*** Opening Supplied records ***
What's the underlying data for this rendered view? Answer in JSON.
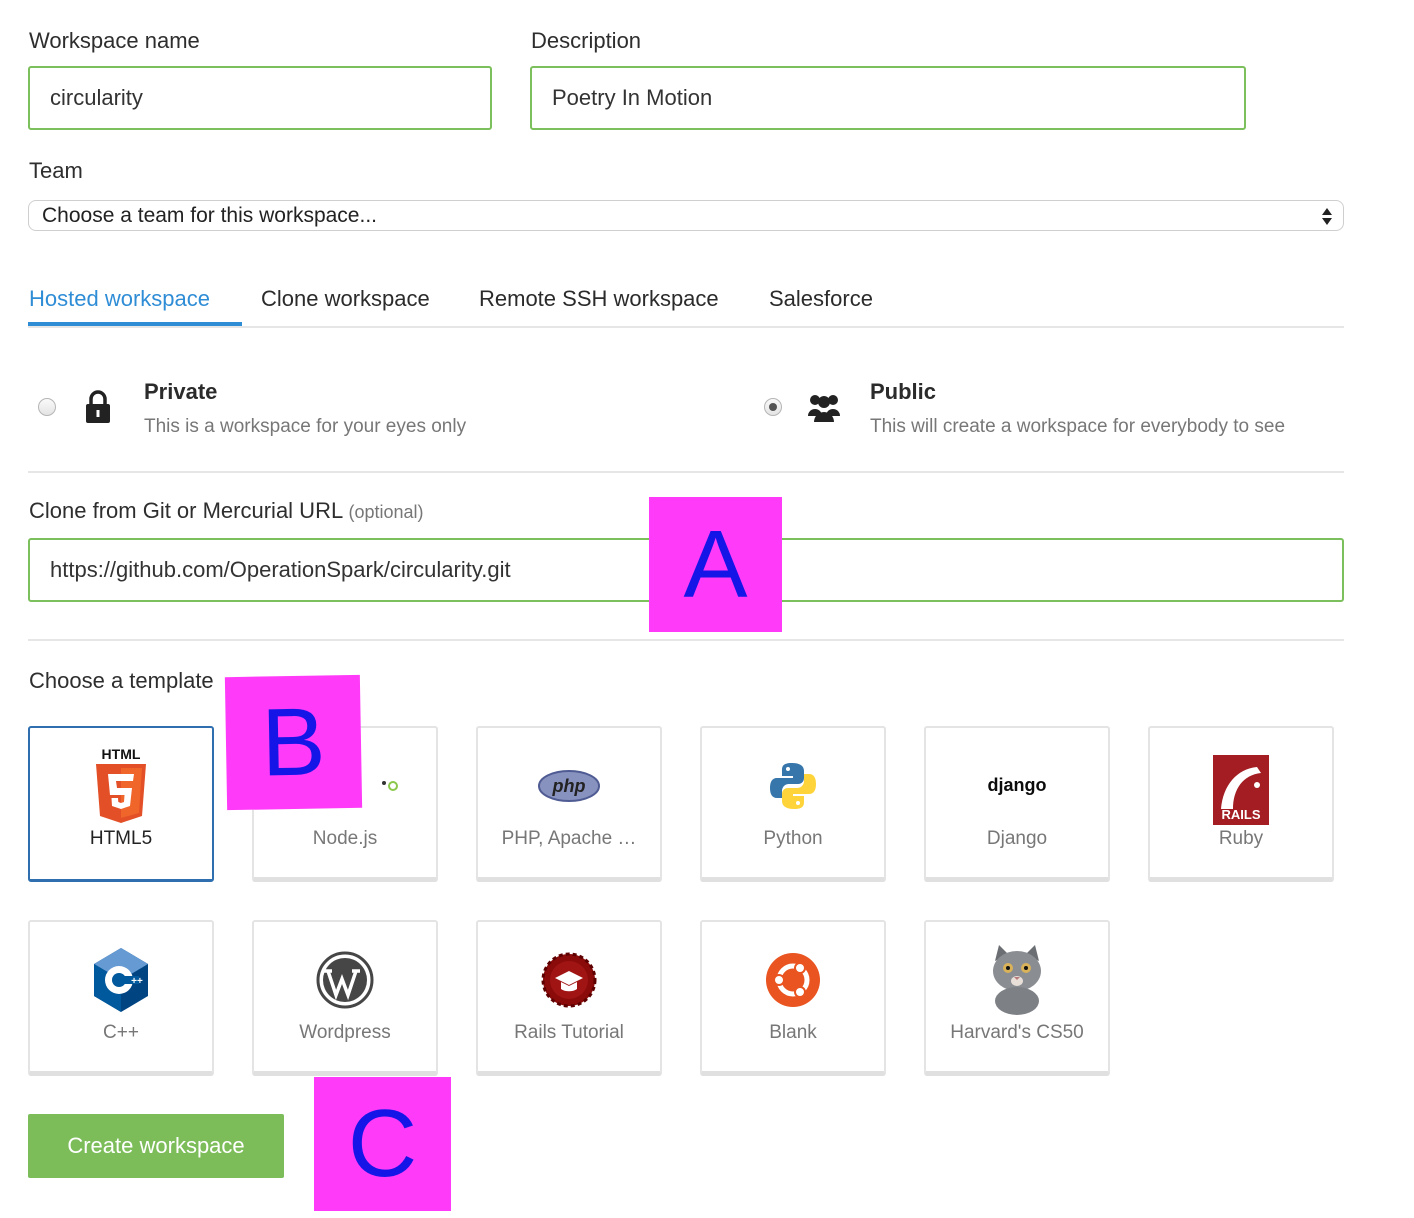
{
  "workspace_name": {
    "label": "Workspace name",
    "value": "circularity"
  },
  "description": {
    "label": "Description",
    "value": "Poetry In Motion"
  },
  "team": {
    "label": "Team",
    "selected": "Choose a team for this workspace..."
  },
  "tabs": [
    {
      "label": "Hosted workspace",
      "active": true
    },
    {
      "label": "Clone workspace",
      "active": false
    },
    {
      "label": "Remote SSH workspace",
      "active": false
    },
    {
      "label": "Salesforce",
      "active": false
    }
  ],
  "visibility": {
    "private": {
      "title": "Private",
      "desc": "This is a workspace for your eyes only",
      "icon": "lock-icon",
      "selected": false
    },
    "public": {
      "title": "Public",
      "desc": "This will create a workspace for everybody to see",
      "icon": "users-icon",
      "selected": true
    }
  },
  "clone": {
    "label": "Clone from Git or Mercurial URL",
    "optional": "(optional)",
    "value": "https://github.com/OperationSpark/circularity.git"
  },
  "templates": {
    "label": "Choose a template",
    "items": [
      {
        "name": "HTML5",
        "icon": "html5-icon",
        "logo_text": "HTML",
        "selected": true
      },
      {
        "name": "Node.js",
        "icon": "nodejs-icon",
        "selected": false
      },
      {
        "name": "PHP, Apache …",
        "icon": "php-icon",
        "logo_text": "php",
        "selected": false
      },
      {
        "name": "Python",
        "icon": "python-icon",
        "selected": false
      },
      {
        "name": "Django",
        "icon": "django-icon",
        "logo_text": "django",
        "selected": false
      },
      {
        "name": "Ruby",
        "icon": "rails-icon",
        "logo_text": "RAILS",
        "selected": false
      },
      {
        "name": "C++",
        "icon": "cpp-icon",
        "selected": false
      },
      {
        "name": "Wordpress",
        "icon": "wordpress-icon",
        "selected": false
      },
      {
        "name": "Rails Tutorial",
        "icon": "rails-tutorial-icon",
        "selected": false
      },
      {
        "name": "Blank",
        "icon": "ubuntu-icon",
        "selected": false
      },
      {
        "name": "Harvard's CS50",
        "icon": "cat-icon",
        "selected": false
      }
    ]
  },
  "create_button": "Create workspace",
  "markers": {
    "a": "A",
    "b": "B",
    "c": "C"
  },
  "colors": {
    "accent": "#2f8dd6",
    "input_border": "#7cbf5d",
    "button": "#7cbd5a",
    "marker_bg": "#ff3af8",
    "marker_text": "#1515e8"
  }
}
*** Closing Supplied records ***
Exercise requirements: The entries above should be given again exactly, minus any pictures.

Task response:
What's the underlying data for this rendered view? Answer in JSON.
{
  "workspace_name": {
    "label": "Workspace name",
    "value": "circularity"
  },
  "description": {
    "label": "Description",
    "value": "Poetry In Motion"
  },
  "team": {
    "label": "Team",
    "selected": "Choose a team for this workspace..."
  },
  "tabs": [
    {
      "label": "Hosted workspace",
      "active": true
    },
    {
      "label": "Clone workspace",
      "active": false
    },
    {
      "label": "Remote SSH workspace",
      "active": false
    },
    {
      "label": "Salesforce",
      "active": false
    }
  ],
  "visibility": {
    "private": {
      "title": "Private",
      "desc": "This is a workspace for your eyes only",
      "icon": "lock-icon",
      "selected": false
    },
    "public": {
      "title": "Public",
      "desc": "This will create a workspace for everybody to see",
      "icon": "users-icon",
      "selected": true
    }
  },
  "clone": {
    "label": "Clone from Git or Mercurial URL",
    "optional": "(optional)",
    "value": "https://github.com/OperationSpark/circularity.git"
  },
  "templates": {
    "label": "Choose a template",
    "items": [
      {
        "name": "HTML5",
        "icon": "html5-icon",
        "logo_text": "HTML",
        "selected": true
      },
      {
        "name": "Node.js",
        "icon": "nodejs-icon",
        "selected": false
      },
      {
        "name": "PHP, Apache …",
        "icon": "php-icon",
        "logo_text": "php",
        "selected": false
      },
      {
        "name": "Python",
        "icon": "python-icon",
        "selected": false
      },
      {
        "name": "Django",
        "icon": "django-icon",
        "logo_text": "django",
        "selected": false
      },
      {
        "name": "Ruby",
        "icon": "rails-icon",
        "logo_text": "RAILS",
        "selected": false
      },
      {
        "name": "C++",
        "icon": "cpp-icon",
        "selected": false
      },
      {
        "name": "Wordpress",
        "icon": "wordpress-icon",
        "selected": false
      },
      {
        "name": "Rails Tutorial",
        "icon": "rails-tutorial-icon",
        "selected": false
      },
      {
        "name": "Blank",
        "icon": "ubuntu-icon",
        "selected": false
      },
      {
        "name": "Harvard's CS50",
        "icon": "cat-icon",
        "selected": false
      }
    ]
  },
  "create_button": "Create workspace",
  "markers": {
    "a": "A",
    "b": "B",
    "c": "C"
  },
  "colors": {
    "accent": "#2f8dd6",
    "input_border": "#7cbf5d",
    "button": "#7cbd5a",
    "marker_bg": "#ff3af8",
    "marker_text": "#1515e8"
  }
}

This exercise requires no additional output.